In 1469 printing was established for the first time not merely in a city on a river, but in a major mercantile center with a seacoast harbor. On 18 September of that year, the Venetian government granted Johannes de Spira, a German émigré from Speyer, the exclusive privilege to print books within their city for the next five years. He had already published two editions of Cicero’s Epistolae ad familiares as well as Pliny’s Historia naturalis, using a good roman typeface. The exhibited copy of Pliny’s compendium of natural history was illuminated in the Italian “white-vine” style and bears an unidentified armorial. It was bound in the 18th century for Göttweig Abbey in Austria.
EUSEBIUS OF CAESAREA, DE EVANGELICA PRAEPARATIONE. Venice: [Nicolas Jenson], 1470
Johannes de Spira’s monopoly on printing in Venice was short-lived. After his death in 1470, others were allowed to establish presses there, and by the mid-1470s Venice was the publishing capitol of Europe. The city’s leading printer was Nicolas Jenson, former master of the French royal mint. According to 16th century records, in 1458 Charles VII had dispatched Jenson to learn Gutenberg’s craft in Mainz. By 1470 Jenson was in Venice, using a roman font of unusually high quality; it continues to influence type design today. His first publication was the exhibited 4th century refutation of pagan theology by Eusebius, “Father of Church History.” Princeton’s copy bears hand-stamped woodcut initials that Italian booksellers occasionally added to provide patterns for hand-coloring.
BRUNUS ARETINUS, DE BELLO ITALICO. Foligno: Johann Neumeister & Aemilianus de Orfinis, 1470
It has been presumed but not proved that the printer Johann Neumeister, apparently a native of Mainz, began in the printing trade as a worker in the printing shops of Gutenberg or of Fust and Schoeffer. In any case, he is likely to have arrived to Foligno in Umbria from Rome, 75 miles to the south, for his type font is nearly identical to that of a printing shop formed the same year in Rome by a wealthy papal official, Johannes Philippus de Lignamine. The financial patron of the first Foligno press, Emiliano Orfini, was a papal mintmaster. Curiously, in the same year, 1470, a pamphlet for pilgrims to Assisi was printed only a few miles away, in the small neighboring town of Trevi, using a type that, though different, shows stylistic similarities to Neumeister’s.

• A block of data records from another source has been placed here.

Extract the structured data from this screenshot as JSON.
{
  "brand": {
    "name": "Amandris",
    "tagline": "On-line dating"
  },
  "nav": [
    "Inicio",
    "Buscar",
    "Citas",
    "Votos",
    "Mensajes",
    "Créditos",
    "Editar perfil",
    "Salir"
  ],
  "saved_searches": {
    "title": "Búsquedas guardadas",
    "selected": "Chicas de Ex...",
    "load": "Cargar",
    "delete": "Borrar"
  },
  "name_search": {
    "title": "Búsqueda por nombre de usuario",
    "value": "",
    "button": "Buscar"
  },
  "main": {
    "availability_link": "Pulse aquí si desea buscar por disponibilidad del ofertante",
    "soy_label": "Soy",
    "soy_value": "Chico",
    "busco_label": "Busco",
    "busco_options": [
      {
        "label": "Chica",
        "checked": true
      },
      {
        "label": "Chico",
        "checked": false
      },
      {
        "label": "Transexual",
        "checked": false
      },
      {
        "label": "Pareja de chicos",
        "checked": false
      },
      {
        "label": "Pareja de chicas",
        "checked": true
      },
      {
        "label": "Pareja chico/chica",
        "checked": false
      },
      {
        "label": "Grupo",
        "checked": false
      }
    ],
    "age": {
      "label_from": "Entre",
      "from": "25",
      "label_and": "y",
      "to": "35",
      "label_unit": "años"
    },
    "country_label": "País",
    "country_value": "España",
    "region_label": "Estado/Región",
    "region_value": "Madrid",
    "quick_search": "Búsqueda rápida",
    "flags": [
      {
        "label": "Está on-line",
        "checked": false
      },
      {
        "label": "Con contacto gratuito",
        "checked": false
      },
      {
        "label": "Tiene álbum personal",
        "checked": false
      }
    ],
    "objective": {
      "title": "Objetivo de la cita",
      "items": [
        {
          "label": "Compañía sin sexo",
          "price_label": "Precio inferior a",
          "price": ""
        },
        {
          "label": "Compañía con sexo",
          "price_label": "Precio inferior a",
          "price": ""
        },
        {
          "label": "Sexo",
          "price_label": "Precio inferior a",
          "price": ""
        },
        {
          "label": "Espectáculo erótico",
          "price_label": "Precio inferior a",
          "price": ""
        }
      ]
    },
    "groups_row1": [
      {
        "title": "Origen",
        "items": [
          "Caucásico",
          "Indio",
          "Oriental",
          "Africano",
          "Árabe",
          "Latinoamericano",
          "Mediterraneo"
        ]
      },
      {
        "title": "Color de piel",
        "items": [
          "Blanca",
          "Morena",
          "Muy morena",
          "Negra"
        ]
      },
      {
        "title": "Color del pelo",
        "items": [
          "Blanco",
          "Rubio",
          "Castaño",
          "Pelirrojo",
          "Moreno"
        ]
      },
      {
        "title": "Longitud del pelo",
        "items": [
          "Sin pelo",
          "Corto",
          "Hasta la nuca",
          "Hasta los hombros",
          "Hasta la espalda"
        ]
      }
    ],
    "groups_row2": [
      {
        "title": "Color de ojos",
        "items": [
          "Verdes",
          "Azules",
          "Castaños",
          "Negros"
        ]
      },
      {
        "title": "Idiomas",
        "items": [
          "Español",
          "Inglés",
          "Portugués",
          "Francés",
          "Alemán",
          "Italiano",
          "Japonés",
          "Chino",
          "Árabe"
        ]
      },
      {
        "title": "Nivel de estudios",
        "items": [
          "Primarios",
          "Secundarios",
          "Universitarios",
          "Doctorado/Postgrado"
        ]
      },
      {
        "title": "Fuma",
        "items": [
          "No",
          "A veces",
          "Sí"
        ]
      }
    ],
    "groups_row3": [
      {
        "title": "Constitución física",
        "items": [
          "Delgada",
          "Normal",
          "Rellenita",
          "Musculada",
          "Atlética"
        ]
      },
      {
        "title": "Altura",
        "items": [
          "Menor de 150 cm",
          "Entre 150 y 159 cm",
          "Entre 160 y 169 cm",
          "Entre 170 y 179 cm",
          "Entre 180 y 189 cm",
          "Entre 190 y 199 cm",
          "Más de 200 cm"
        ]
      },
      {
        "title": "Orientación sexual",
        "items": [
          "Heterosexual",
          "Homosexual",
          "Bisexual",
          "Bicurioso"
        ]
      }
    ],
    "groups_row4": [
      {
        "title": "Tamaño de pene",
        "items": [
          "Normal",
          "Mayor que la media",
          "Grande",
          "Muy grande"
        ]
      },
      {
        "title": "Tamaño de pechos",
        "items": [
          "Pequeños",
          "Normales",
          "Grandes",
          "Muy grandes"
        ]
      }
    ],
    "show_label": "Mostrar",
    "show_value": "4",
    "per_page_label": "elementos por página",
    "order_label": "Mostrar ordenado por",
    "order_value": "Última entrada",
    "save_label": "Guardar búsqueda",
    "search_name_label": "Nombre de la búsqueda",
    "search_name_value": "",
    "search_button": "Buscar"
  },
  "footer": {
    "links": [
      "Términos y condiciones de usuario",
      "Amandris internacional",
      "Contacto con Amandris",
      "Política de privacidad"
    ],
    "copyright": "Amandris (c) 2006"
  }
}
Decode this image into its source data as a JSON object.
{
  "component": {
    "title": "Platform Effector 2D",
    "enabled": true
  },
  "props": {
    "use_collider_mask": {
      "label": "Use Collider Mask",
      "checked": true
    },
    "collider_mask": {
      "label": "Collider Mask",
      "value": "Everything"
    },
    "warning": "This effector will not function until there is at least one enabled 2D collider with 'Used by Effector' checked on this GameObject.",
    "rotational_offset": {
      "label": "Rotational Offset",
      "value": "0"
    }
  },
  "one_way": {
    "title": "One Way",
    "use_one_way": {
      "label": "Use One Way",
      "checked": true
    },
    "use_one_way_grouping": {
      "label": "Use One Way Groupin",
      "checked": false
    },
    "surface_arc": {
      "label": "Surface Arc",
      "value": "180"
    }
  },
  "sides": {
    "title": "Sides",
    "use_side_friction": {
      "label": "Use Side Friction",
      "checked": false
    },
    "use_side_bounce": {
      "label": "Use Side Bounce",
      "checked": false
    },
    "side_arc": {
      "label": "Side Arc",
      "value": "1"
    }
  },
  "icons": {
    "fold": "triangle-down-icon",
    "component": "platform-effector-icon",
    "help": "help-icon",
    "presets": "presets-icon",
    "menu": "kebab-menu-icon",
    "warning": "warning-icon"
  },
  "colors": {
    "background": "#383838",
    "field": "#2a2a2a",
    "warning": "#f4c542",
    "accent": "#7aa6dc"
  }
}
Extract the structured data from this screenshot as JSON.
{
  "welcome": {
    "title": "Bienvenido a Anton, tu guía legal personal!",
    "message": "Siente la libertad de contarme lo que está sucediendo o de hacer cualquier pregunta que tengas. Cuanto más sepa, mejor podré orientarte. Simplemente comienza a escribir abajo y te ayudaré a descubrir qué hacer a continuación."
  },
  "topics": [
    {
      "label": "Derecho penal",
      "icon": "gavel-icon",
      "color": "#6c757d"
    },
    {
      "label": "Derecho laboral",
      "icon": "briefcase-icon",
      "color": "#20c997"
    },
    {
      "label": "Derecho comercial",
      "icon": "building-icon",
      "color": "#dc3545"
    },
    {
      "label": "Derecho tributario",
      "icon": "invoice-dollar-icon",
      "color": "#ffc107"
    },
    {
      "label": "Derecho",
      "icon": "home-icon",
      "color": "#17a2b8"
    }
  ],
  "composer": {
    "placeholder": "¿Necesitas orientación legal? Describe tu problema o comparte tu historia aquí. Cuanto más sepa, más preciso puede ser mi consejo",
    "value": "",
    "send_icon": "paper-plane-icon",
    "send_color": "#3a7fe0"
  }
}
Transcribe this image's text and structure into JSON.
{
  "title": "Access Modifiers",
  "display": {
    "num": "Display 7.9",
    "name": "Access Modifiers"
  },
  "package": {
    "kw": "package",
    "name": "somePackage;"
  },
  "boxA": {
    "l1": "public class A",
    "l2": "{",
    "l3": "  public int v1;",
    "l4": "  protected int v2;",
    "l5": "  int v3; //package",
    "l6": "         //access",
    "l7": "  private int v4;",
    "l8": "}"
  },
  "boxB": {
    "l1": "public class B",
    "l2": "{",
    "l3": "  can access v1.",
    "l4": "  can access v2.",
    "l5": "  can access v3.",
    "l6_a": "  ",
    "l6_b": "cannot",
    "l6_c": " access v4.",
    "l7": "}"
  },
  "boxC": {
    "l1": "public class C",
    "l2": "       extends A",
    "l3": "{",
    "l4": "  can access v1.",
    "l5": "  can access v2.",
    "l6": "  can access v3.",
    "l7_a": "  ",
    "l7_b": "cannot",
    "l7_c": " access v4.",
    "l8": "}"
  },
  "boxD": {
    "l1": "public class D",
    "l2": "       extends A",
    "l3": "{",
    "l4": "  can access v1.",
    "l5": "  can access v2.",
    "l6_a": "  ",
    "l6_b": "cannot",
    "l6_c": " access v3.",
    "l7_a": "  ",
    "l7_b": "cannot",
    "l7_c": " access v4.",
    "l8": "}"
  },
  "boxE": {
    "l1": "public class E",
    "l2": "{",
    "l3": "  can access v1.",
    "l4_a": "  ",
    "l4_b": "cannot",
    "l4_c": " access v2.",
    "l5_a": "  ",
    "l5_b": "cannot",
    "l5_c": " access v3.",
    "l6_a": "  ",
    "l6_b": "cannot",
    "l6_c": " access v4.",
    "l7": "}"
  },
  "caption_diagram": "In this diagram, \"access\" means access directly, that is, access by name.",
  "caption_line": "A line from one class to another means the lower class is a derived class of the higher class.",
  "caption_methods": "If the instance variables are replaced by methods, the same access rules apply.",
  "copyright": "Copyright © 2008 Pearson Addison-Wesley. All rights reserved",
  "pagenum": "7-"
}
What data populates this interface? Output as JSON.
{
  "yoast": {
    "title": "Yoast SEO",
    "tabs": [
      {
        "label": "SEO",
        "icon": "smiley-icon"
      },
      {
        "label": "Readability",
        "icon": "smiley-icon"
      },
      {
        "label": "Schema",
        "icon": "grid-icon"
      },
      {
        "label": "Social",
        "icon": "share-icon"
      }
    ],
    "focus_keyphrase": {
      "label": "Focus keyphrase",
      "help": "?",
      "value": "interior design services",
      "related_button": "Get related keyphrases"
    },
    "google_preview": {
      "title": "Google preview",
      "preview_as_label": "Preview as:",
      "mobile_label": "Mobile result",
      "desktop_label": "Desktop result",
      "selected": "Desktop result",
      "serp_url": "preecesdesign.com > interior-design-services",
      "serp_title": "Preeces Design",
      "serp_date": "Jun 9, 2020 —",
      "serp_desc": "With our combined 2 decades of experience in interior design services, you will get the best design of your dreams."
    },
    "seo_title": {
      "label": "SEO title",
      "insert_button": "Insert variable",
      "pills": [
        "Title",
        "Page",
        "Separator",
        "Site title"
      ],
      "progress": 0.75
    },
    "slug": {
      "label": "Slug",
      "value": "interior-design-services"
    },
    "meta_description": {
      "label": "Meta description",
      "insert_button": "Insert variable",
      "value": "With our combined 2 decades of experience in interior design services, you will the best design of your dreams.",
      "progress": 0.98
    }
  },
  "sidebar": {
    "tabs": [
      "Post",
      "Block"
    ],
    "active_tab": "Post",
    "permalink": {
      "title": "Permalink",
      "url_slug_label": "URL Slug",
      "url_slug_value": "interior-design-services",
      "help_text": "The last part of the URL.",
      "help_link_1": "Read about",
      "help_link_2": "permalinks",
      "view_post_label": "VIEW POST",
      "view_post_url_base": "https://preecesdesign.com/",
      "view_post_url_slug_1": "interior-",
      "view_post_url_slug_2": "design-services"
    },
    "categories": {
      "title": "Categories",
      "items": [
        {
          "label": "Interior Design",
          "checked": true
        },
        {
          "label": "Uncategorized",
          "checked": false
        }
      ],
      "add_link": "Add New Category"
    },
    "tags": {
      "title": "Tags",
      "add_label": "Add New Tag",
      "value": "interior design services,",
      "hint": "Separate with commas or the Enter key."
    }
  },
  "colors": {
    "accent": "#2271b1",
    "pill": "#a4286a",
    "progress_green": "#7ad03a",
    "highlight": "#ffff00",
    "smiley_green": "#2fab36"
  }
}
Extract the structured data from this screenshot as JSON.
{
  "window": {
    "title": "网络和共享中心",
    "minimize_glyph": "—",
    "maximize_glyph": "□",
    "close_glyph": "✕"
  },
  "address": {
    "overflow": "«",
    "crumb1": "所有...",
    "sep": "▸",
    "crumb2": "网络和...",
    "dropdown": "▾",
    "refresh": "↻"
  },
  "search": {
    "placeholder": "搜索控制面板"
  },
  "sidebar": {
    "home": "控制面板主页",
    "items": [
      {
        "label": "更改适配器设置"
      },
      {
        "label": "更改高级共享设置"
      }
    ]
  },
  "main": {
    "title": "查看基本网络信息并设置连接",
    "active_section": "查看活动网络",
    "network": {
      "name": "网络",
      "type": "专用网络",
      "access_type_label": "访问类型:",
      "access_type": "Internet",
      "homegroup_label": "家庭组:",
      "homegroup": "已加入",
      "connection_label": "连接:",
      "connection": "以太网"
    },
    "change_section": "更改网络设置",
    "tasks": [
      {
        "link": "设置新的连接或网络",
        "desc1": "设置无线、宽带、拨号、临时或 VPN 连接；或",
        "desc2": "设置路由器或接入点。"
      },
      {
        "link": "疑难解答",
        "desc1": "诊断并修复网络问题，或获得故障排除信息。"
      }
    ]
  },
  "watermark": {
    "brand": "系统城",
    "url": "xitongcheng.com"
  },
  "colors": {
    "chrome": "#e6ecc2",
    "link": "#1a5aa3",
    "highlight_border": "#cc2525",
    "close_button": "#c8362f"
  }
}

DANTE ALIGHIERI, LA COMMEDIA. Foligno: Johann Neumeister & Evangelista, 15 April 1472
Somewhat improbably, the Foligno press produced the first edition of a masterwork of world literature, the Divine Comedy, one of three editions of that year (the other two from Venice and Mantua), each set from a different manuscript. Neumeister refers in the colophon to his subordinate, “Evangelista meo,” who can be identified as a Foligno notary, Evangelista Angelini. Their printing enterprise ended with the Dante, and Neumeister departed in debt to his original patron Emiliano Orfini, who had him imprisoned in Rome. Neumeister then disappears from historical record until 1479, when he printed in Mainz, moving on to Albi in Languedoc in 1481, and to Lyons in 1488, where he died a pauper.
VIRGIL, OPERA. [Paris: Ulrich Gering, Martin Crantz & Michael Friburger, ca. 1472]
The earliest French printers based their Royal quarto edition of Virgil’s works on a manuscript, probably from the Sorbonne library, independent of the versions in the earlier editions. Until the Princeton copy came to light in 1906, this Paris edition, known only from the incomplete Spencer-Rylands copy, was thought to consist solely of the Bucolics and Georgics, omitting the Aeneid. Once owned by the Dominican friars of Limoges, Princeton’s complete copy preserves its original binding. The book is opened to the beginning of the Aeneid.